EXERCISE INSTRUCTIONS: The answer must consist of every line below containing "labels".

Start of DATASET RECORDS

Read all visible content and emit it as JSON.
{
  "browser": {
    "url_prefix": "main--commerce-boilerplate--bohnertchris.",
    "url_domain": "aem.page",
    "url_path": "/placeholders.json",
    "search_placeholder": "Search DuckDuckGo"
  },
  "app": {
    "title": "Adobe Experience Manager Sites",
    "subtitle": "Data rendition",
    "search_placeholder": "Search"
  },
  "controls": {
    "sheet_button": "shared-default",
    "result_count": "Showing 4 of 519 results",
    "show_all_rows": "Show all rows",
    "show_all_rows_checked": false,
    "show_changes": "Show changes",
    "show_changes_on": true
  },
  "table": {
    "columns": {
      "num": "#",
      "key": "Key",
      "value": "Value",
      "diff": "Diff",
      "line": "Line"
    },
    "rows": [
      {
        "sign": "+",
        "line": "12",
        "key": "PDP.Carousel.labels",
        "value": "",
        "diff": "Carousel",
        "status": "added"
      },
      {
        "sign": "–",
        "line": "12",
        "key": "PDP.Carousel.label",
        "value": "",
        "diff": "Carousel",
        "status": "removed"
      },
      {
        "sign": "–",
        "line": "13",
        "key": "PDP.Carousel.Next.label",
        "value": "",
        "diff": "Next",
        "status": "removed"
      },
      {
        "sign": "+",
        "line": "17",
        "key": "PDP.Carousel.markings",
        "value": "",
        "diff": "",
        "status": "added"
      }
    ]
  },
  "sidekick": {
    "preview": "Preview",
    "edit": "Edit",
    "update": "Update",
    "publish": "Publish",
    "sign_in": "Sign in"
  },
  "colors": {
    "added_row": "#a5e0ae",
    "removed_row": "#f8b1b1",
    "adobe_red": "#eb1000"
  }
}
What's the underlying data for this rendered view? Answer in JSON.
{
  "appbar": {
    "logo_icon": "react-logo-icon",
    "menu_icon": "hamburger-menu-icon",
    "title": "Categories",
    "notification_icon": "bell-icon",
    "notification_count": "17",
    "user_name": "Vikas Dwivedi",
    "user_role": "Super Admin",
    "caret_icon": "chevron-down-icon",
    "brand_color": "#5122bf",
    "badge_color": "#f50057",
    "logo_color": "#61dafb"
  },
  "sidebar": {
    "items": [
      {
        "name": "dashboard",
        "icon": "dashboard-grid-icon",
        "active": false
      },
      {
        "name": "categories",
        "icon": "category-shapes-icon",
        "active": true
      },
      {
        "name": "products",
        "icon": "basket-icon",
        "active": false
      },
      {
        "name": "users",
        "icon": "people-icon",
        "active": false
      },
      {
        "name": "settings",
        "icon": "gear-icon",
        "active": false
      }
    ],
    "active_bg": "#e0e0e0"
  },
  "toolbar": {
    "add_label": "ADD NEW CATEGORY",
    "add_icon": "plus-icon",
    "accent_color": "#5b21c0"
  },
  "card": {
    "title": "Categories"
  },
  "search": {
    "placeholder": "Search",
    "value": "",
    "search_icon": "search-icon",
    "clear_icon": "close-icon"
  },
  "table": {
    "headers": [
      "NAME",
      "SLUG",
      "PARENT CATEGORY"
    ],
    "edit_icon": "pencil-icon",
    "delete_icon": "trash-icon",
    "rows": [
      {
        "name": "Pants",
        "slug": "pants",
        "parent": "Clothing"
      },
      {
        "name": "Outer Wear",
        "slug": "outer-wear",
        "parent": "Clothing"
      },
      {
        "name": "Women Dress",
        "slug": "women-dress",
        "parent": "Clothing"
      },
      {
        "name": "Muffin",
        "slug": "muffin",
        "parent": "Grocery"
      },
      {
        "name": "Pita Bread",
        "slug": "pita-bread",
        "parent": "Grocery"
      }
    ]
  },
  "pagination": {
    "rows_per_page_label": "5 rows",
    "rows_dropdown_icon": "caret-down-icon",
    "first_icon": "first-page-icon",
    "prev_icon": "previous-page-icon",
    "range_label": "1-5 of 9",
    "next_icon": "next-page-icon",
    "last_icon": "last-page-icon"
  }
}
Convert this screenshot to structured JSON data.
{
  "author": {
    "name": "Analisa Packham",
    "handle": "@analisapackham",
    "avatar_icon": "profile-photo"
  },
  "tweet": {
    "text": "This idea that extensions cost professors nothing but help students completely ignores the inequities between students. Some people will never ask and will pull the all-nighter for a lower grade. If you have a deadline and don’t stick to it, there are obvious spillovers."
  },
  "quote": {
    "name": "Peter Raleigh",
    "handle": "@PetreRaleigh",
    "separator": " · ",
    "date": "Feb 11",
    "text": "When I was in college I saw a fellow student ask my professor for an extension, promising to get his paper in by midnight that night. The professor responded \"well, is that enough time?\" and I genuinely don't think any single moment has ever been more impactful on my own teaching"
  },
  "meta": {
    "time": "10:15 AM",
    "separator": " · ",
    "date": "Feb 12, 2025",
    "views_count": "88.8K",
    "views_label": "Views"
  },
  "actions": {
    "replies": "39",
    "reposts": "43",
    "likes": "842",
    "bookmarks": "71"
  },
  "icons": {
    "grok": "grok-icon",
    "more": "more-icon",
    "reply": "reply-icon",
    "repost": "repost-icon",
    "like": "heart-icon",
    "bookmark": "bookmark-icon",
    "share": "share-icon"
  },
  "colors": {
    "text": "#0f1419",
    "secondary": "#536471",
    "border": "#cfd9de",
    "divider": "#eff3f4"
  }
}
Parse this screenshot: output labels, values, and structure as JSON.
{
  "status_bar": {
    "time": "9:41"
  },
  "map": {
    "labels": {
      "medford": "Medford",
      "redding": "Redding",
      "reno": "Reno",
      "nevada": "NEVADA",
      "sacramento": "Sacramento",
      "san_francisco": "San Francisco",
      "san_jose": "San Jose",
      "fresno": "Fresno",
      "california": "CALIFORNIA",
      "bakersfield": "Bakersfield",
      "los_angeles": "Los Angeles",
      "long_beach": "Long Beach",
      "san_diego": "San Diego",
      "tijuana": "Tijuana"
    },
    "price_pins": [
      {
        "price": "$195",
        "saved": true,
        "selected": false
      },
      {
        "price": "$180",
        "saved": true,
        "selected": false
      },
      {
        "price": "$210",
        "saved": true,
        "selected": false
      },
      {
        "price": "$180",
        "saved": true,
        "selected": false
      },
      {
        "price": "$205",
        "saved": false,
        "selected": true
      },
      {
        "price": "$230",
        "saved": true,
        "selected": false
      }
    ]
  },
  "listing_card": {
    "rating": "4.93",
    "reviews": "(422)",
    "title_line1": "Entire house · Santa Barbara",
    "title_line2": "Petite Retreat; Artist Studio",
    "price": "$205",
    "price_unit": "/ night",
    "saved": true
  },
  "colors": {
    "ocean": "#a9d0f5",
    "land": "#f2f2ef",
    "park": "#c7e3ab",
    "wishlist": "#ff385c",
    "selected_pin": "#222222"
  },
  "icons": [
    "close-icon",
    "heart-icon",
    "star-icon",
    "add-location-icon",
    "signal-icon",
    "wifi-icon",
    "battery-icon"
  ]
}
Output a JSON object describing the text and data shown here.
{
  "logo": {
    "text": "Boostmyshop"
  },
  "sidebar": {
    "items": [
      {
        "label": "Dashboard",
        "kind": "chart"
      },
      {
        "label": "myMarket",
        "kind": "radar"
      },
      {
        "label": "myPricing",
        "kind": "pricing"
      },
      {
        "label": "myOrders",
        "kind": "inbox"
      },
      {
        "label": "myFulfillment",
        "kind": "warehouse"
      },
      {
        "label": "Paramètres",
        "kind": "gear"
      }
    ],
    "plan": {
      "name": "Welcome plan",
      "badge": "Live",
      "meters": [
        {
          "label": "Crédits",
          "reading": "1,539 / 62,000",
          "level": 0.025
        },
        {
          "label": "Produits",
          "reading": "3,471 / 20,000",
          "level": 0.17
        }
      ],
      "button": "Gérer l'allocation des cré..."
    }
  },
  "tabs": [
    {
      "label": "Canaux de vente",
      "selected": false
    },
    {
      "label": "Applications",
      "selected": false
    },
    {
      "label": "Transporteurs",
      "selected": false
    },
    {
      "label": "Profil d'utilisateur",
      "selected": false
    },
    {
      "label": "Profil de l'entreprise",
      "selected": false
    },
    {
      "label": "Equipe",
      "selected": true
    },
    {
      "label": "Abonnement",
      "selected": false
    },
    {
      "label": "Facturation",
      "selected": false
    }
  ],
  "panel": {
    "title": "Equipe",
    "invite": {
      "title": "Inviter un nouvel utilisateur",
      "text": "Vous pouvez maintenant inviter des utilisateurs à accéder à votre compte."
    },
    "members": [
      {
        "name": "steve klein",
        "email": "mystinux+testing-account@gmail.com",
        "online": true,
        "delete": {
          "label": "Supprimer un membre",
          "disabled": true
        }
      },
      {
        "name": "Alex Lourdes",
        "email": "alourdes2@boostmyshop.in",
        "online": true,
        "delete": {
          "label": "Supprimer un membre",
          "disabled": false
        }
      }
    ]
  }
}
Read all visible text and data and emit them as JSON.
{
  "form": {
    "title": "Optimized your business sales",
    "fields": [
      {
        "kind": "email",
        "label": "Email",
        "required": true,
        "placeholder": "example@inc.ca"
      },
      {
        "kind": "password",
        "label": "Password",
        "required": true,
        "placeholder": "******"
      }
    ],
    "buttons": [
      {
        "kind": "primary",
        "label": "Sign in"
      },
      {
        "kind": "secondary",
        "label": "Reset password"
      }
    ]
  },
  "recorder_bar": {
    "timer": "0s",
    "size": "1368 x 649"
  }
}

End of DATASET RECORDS

COMPLETED EXERCISE:
        "key": "PDP.Carousel.labels",
Parse this screenshot: output labels, values, and structure as JSON.
    "labels": {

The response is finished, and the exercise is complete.